17.3 Describing Function Analysisp. 222
17.3.1 Comparison of Describing Function Analysis (DFA) Results with Simulation Resultsp. 225
17.4 Industrial Examplep. 225
17.5 Summaryp. 226
Part V Plant-wide Oscillations - Detection and Diagnosis
18 Detection of Plantwide Oscillationsp. 229
18.1 Introductionp. 229
18.2 What is an Oscillation?p. 230
18.2.1 Units of Frequencyp. 230
18.2.2 Examples of Oscillatory Signalsp. 230
18.3 Detection of Oscillation(s) in a Single Time Seriesp. 231
18.3.1 The Power Spectrump. 231
18.3.2 Hagglund's IAE Methodp. 231
18.3.3 Autocovariance (ACF) Based Methodp. 232
18.3.4 Other Methodsp. 237
18.4 What are Plant-wide Oscillations?p. 237
18.5 Classification of Plant-wide Oscillations or Disturbancesp. 237
18.5.1 Time scalesp. 237

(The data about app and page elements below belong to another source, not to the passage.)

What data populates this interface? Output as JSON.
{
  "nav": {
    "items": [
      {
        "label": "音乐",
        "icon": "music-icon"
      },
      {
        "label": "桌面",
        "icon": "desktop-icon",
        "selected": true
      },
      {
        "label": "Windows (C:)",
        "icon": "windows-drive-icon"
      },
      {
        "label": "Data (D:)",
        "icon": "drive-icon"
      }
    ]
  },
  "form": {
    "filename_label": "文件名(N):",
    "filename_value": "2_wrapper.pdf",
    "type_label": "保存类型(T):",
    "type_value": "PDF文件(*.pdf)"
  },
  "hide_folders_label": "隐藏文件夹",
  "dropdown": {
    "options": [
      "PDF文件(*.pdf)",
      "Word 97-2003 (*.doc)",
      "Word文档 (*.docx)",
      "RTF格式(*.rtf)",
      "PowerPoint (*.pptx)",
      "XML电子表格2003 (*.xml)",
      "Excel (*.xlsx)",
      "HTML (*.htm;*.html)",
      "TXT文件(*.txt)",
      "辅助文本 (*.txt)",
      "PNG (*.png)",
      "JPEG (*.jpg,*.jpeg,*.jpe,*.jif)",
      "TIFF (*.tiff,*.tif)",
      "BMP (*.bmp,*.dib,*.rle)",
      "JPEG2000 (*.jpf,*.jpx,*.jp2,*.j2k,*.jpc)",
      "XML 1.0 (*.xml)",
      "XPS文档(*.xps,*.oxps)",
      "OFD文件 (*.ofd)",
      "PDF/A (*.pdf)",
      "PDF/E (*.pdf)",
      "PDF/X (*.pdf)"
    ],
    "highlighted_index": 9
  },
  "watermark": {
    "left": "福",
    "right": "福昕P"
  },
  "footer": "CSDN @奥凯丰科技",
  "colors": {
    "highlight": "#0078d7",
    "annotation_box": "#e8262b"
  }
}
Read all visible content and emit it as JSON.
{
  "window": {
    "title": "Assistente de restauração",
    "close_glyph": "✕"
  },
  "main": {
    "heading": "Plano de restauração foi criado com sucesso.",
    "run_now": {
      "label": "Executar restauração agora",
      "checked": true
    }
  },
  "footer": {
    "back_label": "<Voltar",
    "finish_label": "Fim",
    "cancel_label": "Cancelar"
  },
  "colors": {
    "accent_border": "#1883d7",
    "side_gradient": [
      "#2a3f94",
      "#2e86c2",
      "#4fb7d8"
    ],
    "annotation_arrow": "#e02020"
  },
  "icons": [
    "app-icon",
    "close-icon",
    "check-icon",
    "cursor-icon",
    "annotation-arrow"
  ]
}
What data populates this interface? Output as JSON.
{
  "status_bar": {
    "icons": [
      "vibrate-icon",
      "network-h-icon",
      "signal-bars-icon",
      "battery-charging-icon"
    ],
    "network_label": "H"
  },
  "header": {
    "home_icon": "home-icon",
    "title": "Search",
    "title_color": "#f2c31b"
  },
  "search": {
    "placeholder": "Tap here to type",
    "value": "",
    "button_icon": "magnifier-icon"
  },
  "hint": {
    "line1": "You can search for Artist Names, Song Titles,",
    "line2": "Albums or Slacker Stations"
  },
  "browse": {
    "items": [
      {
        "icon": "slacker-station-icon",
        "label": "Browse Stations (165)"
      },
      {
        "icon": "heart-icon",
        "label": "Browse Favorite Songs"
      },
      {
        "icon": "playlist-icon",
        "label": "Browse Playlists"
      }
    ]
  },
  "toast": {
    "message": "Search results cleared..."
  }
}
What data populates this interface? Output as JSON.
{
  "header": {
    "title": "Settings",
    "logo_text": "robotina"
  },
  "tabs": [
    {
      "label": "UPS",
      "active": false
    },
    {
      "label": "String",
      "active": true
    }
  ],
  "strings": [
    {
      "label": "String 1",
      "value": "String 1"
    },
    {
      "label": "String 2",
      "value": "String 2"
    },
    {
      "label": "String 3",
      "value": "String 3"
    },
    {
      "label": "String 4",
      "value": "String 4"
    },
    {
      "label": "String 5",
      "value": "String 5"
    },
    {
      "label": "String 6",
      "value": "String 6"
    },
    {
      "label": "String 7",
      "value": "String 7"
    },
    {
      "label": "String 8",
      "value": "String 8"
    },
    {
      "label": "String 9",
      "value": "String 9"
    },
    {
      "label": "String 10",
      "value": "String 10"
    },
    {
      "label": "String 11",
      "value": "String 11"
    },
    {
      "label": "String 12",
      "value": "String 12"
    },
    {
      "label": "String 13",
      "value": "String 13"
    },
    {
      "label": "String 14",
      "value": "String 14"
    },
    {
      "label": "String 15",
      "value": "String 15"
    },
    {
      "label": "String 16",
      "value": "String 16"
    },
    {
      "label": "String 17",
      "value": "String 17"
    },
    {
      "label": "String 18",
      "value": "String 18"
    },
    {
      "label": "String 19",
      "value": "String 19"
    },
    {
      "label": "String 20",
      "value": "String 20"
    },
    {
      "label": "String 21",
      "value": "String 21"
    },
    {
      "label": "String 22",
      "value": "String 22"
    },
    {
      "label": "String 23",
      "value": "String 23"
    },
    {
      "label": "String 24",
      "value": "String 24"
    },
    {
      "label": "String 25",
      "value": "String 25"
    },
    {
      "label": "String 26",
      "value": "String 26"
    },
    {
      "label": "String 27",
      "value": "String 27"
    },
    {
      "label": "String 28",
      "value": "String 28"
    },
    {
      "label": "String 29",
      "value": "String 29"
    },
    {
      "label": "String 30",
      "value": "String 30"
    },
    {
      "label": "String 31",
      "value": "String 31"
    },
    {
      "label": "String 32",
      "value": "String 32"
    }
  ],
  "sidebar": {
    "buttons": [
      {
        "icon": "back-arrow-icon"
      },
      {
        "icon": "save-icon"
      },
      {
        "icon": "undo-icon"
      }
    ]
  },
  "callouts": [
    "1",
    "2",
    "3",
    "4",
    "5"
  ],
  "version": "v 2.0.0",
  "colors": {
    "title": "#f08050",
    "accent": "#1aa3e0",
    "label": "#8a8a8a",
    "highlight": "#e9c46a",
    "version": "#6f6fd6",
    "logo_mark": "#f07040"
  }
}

18.5.2 Oscillating and Non-oscillating Disturbancesp. 238
18.6 Detection of Plant-wide Oscillationsp. 238
18.6.1 High-Density Plotsp. 238
18.6.2 ACF-Based Methodp. 239
18.6.3 Power Spectral Correlation Map (PSCMAP)p. 239
18.6.4 Spectral Envelope Methodp. 240
18.6.5 Spectral Decomposition Methodsp. 241
18.7 Summaryp. 250
19 Diagnosis of Plant-wide Oscillationsp. 253
19.1 Root Cause Diagnosis of Plant-wide Oscillationp. 253
19.1.1 Finding a Nonlinear Root Cause of a Plant-Wide Disturbancep. 253
19.1.2 Finding a Linear Root Cause of a Plant-wide Disturbancep. 256
19.2 Industrial Case Study 1 - Eastman Chemical Plantp. 257
19.2.1 Data Descriptionp. 258
19.2.2 Reduction of the Problem Sizep. 258
19.2.3 Detection of Plant-wide Oscillation by PSCMAPp. 259
19.2.4 Nonlinearity Analysis Using Biocherence-Based Indicesp. 260
19.2.5 Diagnosis of the Problem in Loop LC2p. 262
19.3 Industrial Case Study 2 - SE Asia Refinery Data Analysisp. 263
19.3.1 Oscillation Detection by PSCMAPp. 264
19.3.2 Oscillation Detection by Spectral Envelopep. 265
19.3.3 Oscillation Diagnosisp. 266
19.4 Industrial Case Study 3 - Mitshubishi Chemical Corporationp. 266
19.4.1 Scope of the Analysis and Data Setp. 268
19.4.2 Oscillation-Detection Resultsp. 268
19.4.3 Oscillation Diagnosisp. 268
19.4.4 The Results of Maintenance on the PC1 and LI1 Loopsp. 271
19.5 Summaryp. 272
Referencesp. 273
Copyright Acknowledgementsp. 281
Indexp. 283